The results could enable physicists to investigate the transition from the quantum to classical world.

http://physicsworld.com/cws/article/indepth/44015

SvaraRaderaAnton Zeilinger: a quantum pioneer

Oct 14, 2010

Anton Zeilinger is the Austrian-born physicist who has dazzled over the past decade by teleporting quantum information over increasingly large distances. He is also a key player in the world of quantum computing, having pioneered a number of concepts for optical quantum computing. Physics World reporter James Dacey recently caught up with Zeilinger to discuss many things, including why Zeilinger is inspired by Einstein's stubbornness, what he sees for the future of quantum mechanics, and why he thinks children should be exposed to quantum concepts from an early age.

Einstein is very inspiring – especially in the way he was stubborn. He had his opinion about quantum mechanics, which – in its consequences – turned out to be wrong. There's no question about that. But he stood up for it because he believed in it. This kind of stubbornness is important in science because sometimes it is the others who are wrong. And sometimes even wrong positions can lead to something important. Einstein's criticism of quantum physics inspired foundational research, which opened up the road toward quantum information and quantum computation.

What do you predict for the future of quantum mechanics as a theory?

We will find that quantum mechanics underpins much more than we realize today. To take the next steps will be a big challenge: it's very difficult, and it cannot be found by looking at the theory. The theory may be so strong, be absolutely correct, be fantastically beautiful [pauses] but there must be something beyond – the question is where?

Well, one thing is to make sure that all the puzzles and paradoxes that people predict are really there in the laboratory and that people stop developing concepts that might allow them to avoid these things.
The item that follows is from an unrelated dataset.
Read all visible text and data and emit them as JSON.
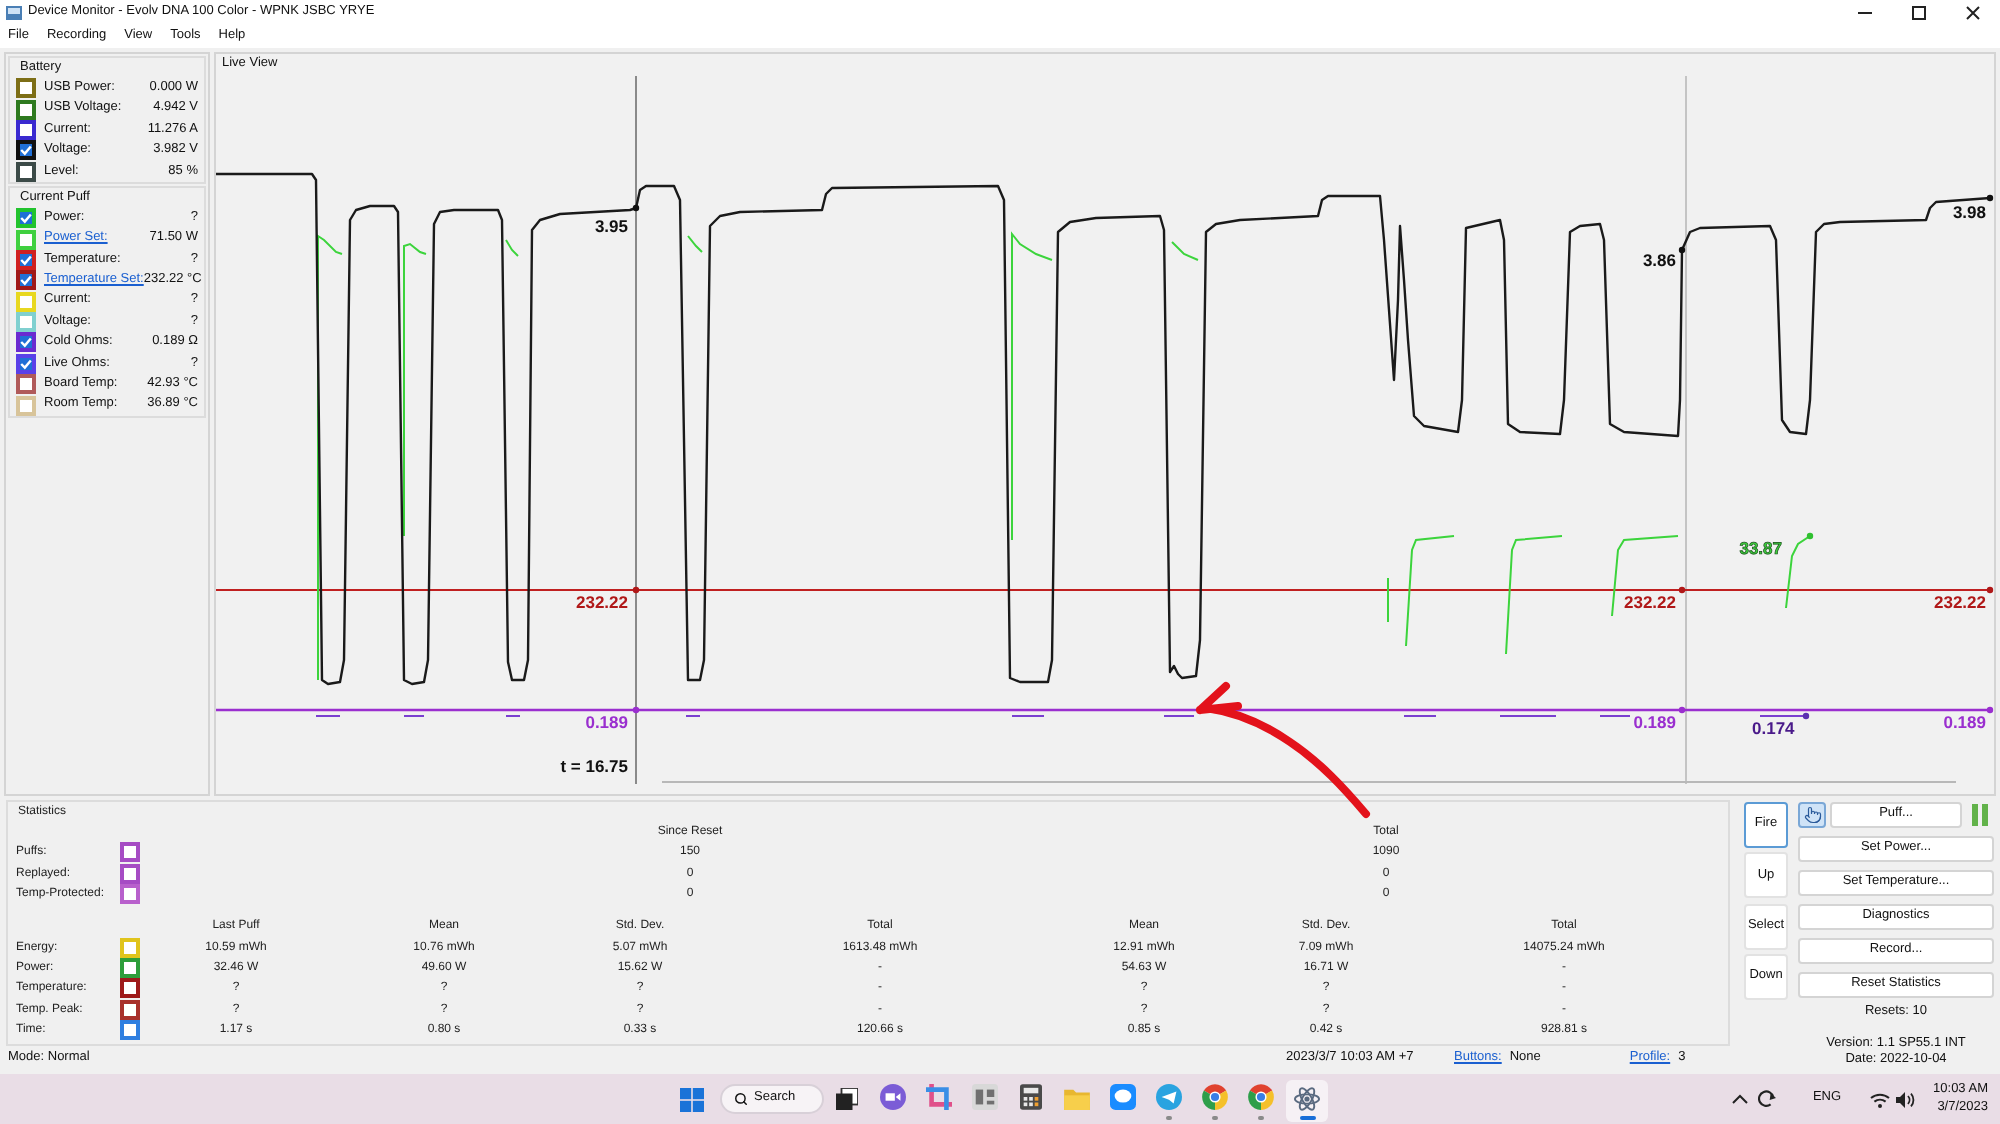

The theory will not break down in directions where people want quantum mechanics to break down. For instance, it is not in the direction of large macroscopic bodies. But it could be in the direction of quantum gravity. People have tried to quantize gravity now for 80 years, since the 1930s. Some of the brightest minds of our civilization have tried it unsuccessfully. That shows me that maybe we are somehow fundamentally not asking the right questions.